David Kravets of Wired has a good (in an infuriating way) write-up of the story of Rahinah Ibrahim (pictured at right), a woman who was placed on the no-fly list because of an FBI agent's clerical error. She spent nine years fighting to make the federal government acknowledge and correct its mistake, finally winning just last week. Reason has covered this case, including the vindictive inclusion of U.S. citizen Raihan Mustafa Kamal, Rahinah Ibrahim's daughter, on the no-fly list to prevent her from testifying in the case. Ultimately, the story is not just a tale of injustice, but an illustration of how dangerous it is to allow government officials to invoke "national security" as a cover for their actions. As we now know, in this case, they did so through two administrations simply to avoid being publicly embarrassed by their bureaucratic incompetence.
As Kravets writes:
After seven years of litigation, two trips to a federal appeals court and $3.8 million worth of lawyer time, the public has finally learned why a wheelchair-bound Stanford University scholar was cuffed, detained and denied a flight from San Francisco to Hawaii: FBI human error.
FBI agent Kevin Kelley was investigating Muslims in the San Francisco Bay Area in 2004 when he checked the wrong box on a terrorism form, erroneously placing Rahinah Ibrahim on the no-fly list.
What happened next was the real shame. Instead of admitting to the error, high-ranking President Barack Obama administration officials spent years covering it up. Attorney General Eric Holder, Director of National Intelligence James Clapper, and a litany of other government officials claimed repeatedly that disclosing the reason Ibrahim was detained, or even acknowledging that she'd been placed on a watch list, would cause serious damage to the U.S. national security. Again and again they asserted the so-called "state secrets privilege" to block the 48-year-old woman's lawsuit, which sought only to clear her name.
Holder went so far as to tell the judge presiding over the case that this assertion of the state secrets privilege was fully in keeping with Obama's much-ballyhooed 2009 executive branch reforms of the privilege, which stated the administration would invoke state secrets sparingly.

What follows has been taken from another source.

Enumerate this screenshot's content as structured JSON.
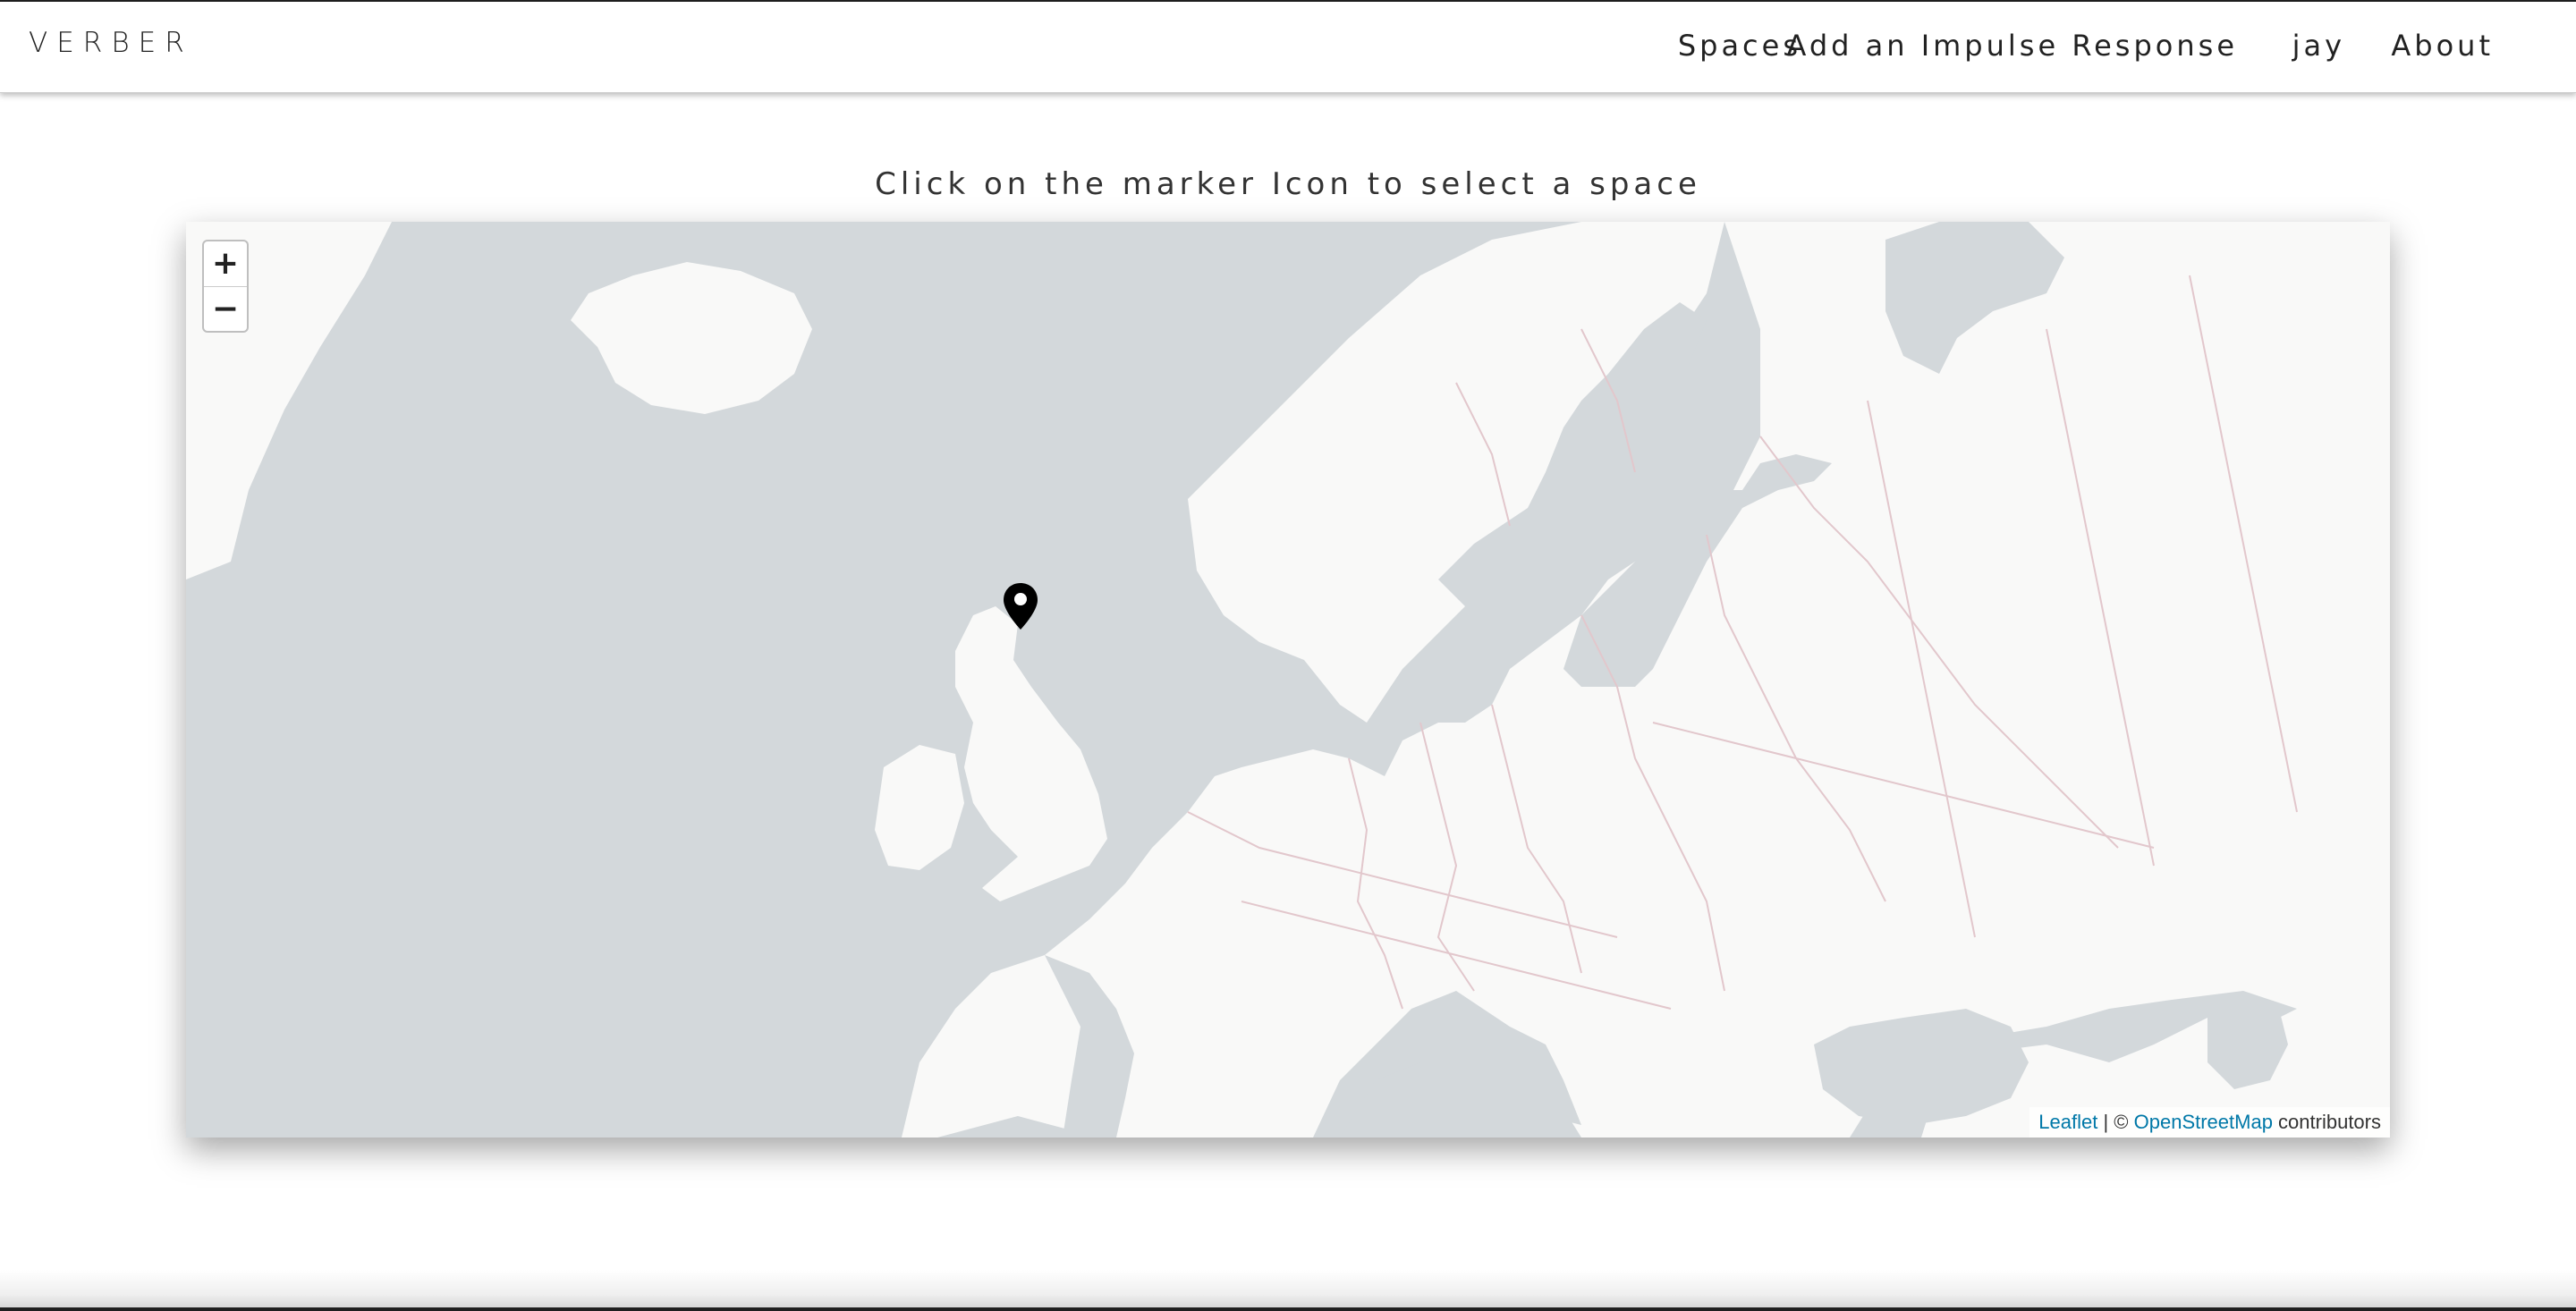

The Justice Department nearly got away with its shenanigans, which began under the Bush administration and continued, with no interruption, under Obama. U.S. District Judge William Alsup actually tossed Rahinah Ibrahim's lawsuit out of court at one point, only to have it reinstated at the appeals level and handed back to a judge who now very obviously feels used.
How did all this begin? As Alsup details in his February 6 ruling, "FBI Special Agent Kevin Michael Kelley…misunderstood the directions on the form" he was filling out with regard to Rahinah Ibrahim "and erroneously nominated Dr. Ibrahim to the TSA's no-fly list."
When Ibrahim found out, at the airport, that she couldn't fly, she raised a legal fuss—and the feds closed ranks and refused to admit error. Justice Department officials representing the U.S. government argued in court that "summary judgment in its favor was appropriate based on state secrets."
The big state secret was that a government official screwed up, and his colleagues and superiors, all the way to the top, tried to hide that fact.
At long last, the government has conceded that plaintiff poses no threat to air safety or national security and should never have been placed on the no-fly list. She got there by human error within the FBI. This too is conceded. This was no minor human error but an error with palpable impact, leading to the humiliation, cuffing, and incarceration of an innocent and incapacitated air traveler. That it was human error may seem hard to accept — the FBI agent filled out the nomination form in a way exactly opposite from the instructions on the form, a bureaucratic analogy to a surgeon amputating the wrong digit — human error, yes, but of considerable consequence.
Years of litigation through two administrations from different political parties, both of which tried to make it all go away by claiming that everything was much too hush-hush to be dealt with by a mere court. State secrets don't you know. A woman was dragged through humiliation, expense, and injustice because government officials didn't want to admit a mistake by a relatively low-level flunky.
This is why transparency is important. This is why due process is important. Because, at the end of the day, the Attorney General of the United States, law enforcement agents, and apparatchiks great and small would rather torment people and lie than say, "Whoops. Our bad!"
Proper procedures, public scrutiny, appeals processes, and protections for individual rights exist not as inefficient annoyances, but as checks on officials who are, deep down, petty scumbags.